Last year in her song ‘The Greatest’ Lana Del Rey, with an eerie prescience, predicted the nightmarish world we are now living in. She sang about how the world was burning, how she missed New York, missed the music, how Kanye West was gone, how the livestream was on…calling it the greatest loss of them all. We didn’t know what we had til it was gone.
Some albums win end of year polls and are forgotten as soon as the year turns. Others define the mood of a whole era, and for me Norman Fucking Rockwell, with its bittersweet odes to our painful modern reality, does just that.
The final song on the album ‘hope is a dangerous thing for a woman like me to have – but I have it’ is a necessary reminder that even in dystopian, pandemic hell we must need to cling to beauty, music, poetry, hope above all else.
In that song Lana described herself as 24/7 Sylvia Plath, which some may raise an eyebrow at – after all this is an artist who has long used such reference points as part of her glamodrama musical aesthetic. But this was no throwaway lyric. Lana was serious about writing poetry and has now published her first collection Violet Bent Backwards Over the Grass.

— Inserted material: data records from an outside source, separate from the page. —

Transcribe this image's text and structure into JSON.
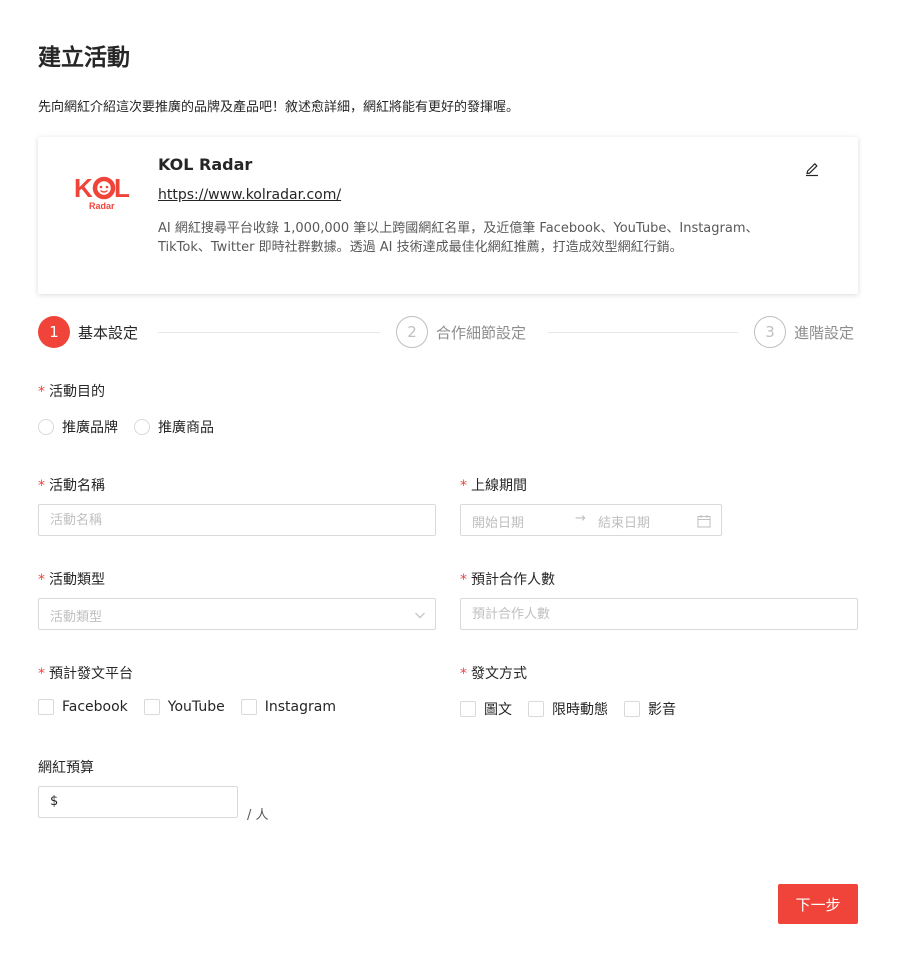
{
  "page": {
    "title": "建立活動",
    "description": "先向網紅介紹這次要推廣的品牌及產品吧！敘述愈詳細，網紅將能有更好的發揮喔。"
  },
  "brand": {
    "logo_text": "KOL",
    "logo_sub": "Radar",
    "name": "KOL Radar",
    "url": "https://www.kolradar.com/",
    "description": "AI 網紅搜尋平台收錄 1,000,000 筆以上跨國網紅名單，及近億筆 Facebook、YouTube、Instagram、TikTok、Twitter 即時社群數據。透過 AI 技術達成最佳化網紅推薦，打造成效型網紅行銷。",
    "edit_icon": "pencil-icon"
  },
  "steps": [
    {
      "number": "1",
      "label": "基本設定",
      "state": "active"
    },
    {
      "number": "2",
      "label": "合作細節設定",
      "state": "inactive"
    },
    {
      "number": "3",
      "label": "進階設定",
      "state": "inactive"
    }
  ],
  "form": {
    "required_mark": "*",
    "purpose": {
      "label": "活動目的",
      "options": [
        "推廣品牌",
        "推廣商品"
      ]
    },
    "name": {
      "label": "活動名稱",
      "placeholder": "活動名稱"
    },
    "period": {
      "label": "上線期間",
      "start_placeholder": "開始日期",
      "arrow": "→",
      "end_placeholder": "結束日期"
    },
    "type": {
      "label": "活動類型",
      "placeholder": "活動類型"
    },
    "count": {
      "label": "預計合作人數",
      "placeholder": "預計合作人數"
    },
    "platforms": {
      "label": "預計發文平台",
      "options": [
        "Facebook",
        "YouTube",
        "Instagram"
      ]
    },
    "post_type": {
      "label": "發文方式",
      "options": [
        "圖文",
        "限時動態",
        "影音"
      ]
    },
    "budget": {
      "label": "網紅預算",
      "currency": "$",
      "unit": "/ 人"
    }
  },
  "actions": {
    "next_label": "下一步"
  },
  "colors": {
    "accent": "#f0443a",
    "border": "#d9d9d9",
    "placeholder": "#bfbfbf"
  }
}
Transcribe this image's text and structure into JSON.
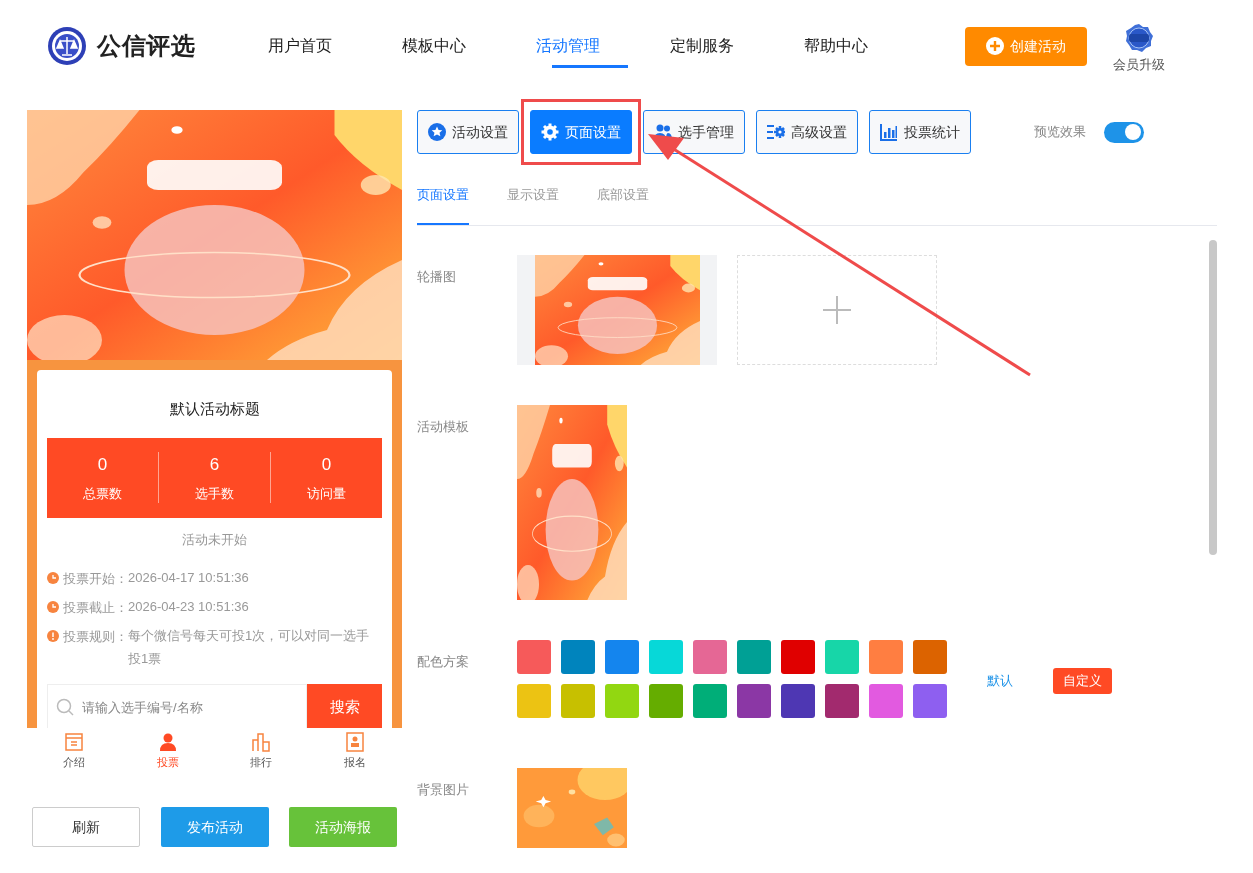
{
  "header": {
    "logo_text": "公信评选",
    "nav": [
      {
        "label": "用户首页",
        "selected": false
      },
      {
        "label": "模板中心",
        "selected": false
      },
      {
        "label": "活动管理",
        "selected": true
      },
      {
        "label": "定制服务",
        "selected": false
      },
      {
        "label": "帮助中心",
        "selected": false
      }
    ],
    "create_button": "创建活动",
    "vip_label": "会员升级"
  },
  "preview": {
    "title": "默认活动标题",
    "stats": [
      {
        "value": "0",
        "label": "总票数"
      },
      {
        "value": "6",
        "label": "选手数"
      },
      {
        "value": "0",
        "label": "访问量"
      }
    ],
    "status": "活动未开始",
    "info": [
      {
        "kind": "clock",
        "label": "投票开始：",
        "value": "2026-04-17 10:51:36"
      },
      {
        "kind": "clock",
        "label": "投票截止：",
        "value": "2026-04-23 10:51:36"
      },
      {
        "kind": "alert",
        "label": "投票规则：",
        "value": "每个微信号每天可投1次，可以对同一选手投1票"
      }
    ],
    "search": {
      "placeholder": "请输入选手编号/名称",
      "button": "搜索"
    },
    "bottom_nav": [
      {
        "kind": "doc",
        "label": "介绍",
        "selected": false
      },
      {
        "kind": "person",
        "label": "投票",
        "selected": true
      },
      {
        "kind": "chart",
        "label": "排行",
        "selected": false
      },
      {
        "kind": "badge",
        "label": "报名",
        "selected": false
      }
    ],
    "actions": [
      {
        "kind": "outline",
        "label": "刷新"
      },
      {
        "kind": "blue",
        "label": "发布活动"
      },
      {
        "kind": "green",
        "label": "活动海报"
      }
    ]
  },
  "toolbar": {
    "buttons": [
      {
        "kind": "star",
        "label": "活动设置",
        "selected": false
      },
      {
        "kind": "gear",
        "label": "页面设置",
        "selected": true
      },
      {
        "kind": "users",
        "label": "选手管理",
        "selected": false
      },
      {
        "kind": "sliders",
        "label": "高级设置",
        "selected": false
      },
      {
        "kind": "bars",
        "label": "投票统计",
        "selected": false
      }
    ],
    "preview_toggle": {
      "label": "预览效果",
      "on": true
    }
  },
  "subtabs": [
    {
      "label": "页面设置",
      "selected": true
    },
    {
      "label": "显示设置",
      "selected": false
    },
    {
      "label": "底部设置",
      "selected": false
    }
  ],
  "settings": {
    "carousel_label": "轮播图",
    "template_label": "活动模板",
    "colors": {
      "label": "配色方案",
      "swatches": [
        {
          "color": "#f65a5a"
        },
        {
          "color": "#0084bd"
        },
        {
          "color": "#1485ee"
        },
        {
          "color": "#07d8d8"
        },
        {
          "color": "#e56795"
        },
        {
          "color": "#00a095"
        },
        {
          "color": "#e00000"
        },
        {
          "color": "#17d6a8"
        },
        {
          "color": "#ff7e41"
        },
        {
          "color": "#dc6300"
        },
        {
          "color": "#ecc313"
        },
        {
          "color": "#c7c000"
        },
        {
          "color": "#92d711"
        },
        {
          "color": "#65ad00"
        },
        {
          "color": "#00ae78"
        },
        {
          "color": "#8b37a5"
        },
        {
          "color": "#4e37b3"
        },
        {
          "color": "#a22a6e"
        },
        {
          "color": "#e25ae0"
        },
        {
          "color": "#8e5ff0"
        }
      ],
      "default_link": "默认",
      "custom_button": "自定义"
    },
    "background_label": "背景图片"
  }
}
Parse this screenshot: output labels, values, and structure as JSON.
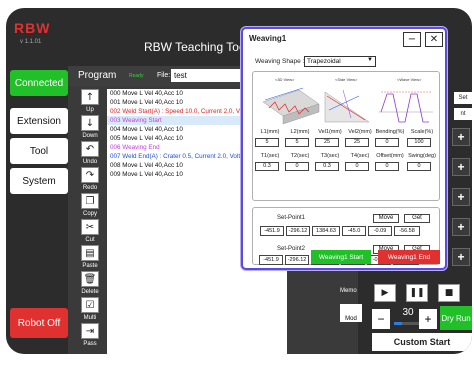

Continue reading “On Lana Del Rey and the sweet gift of ‘Violet Bent Backwards Over the Grass’”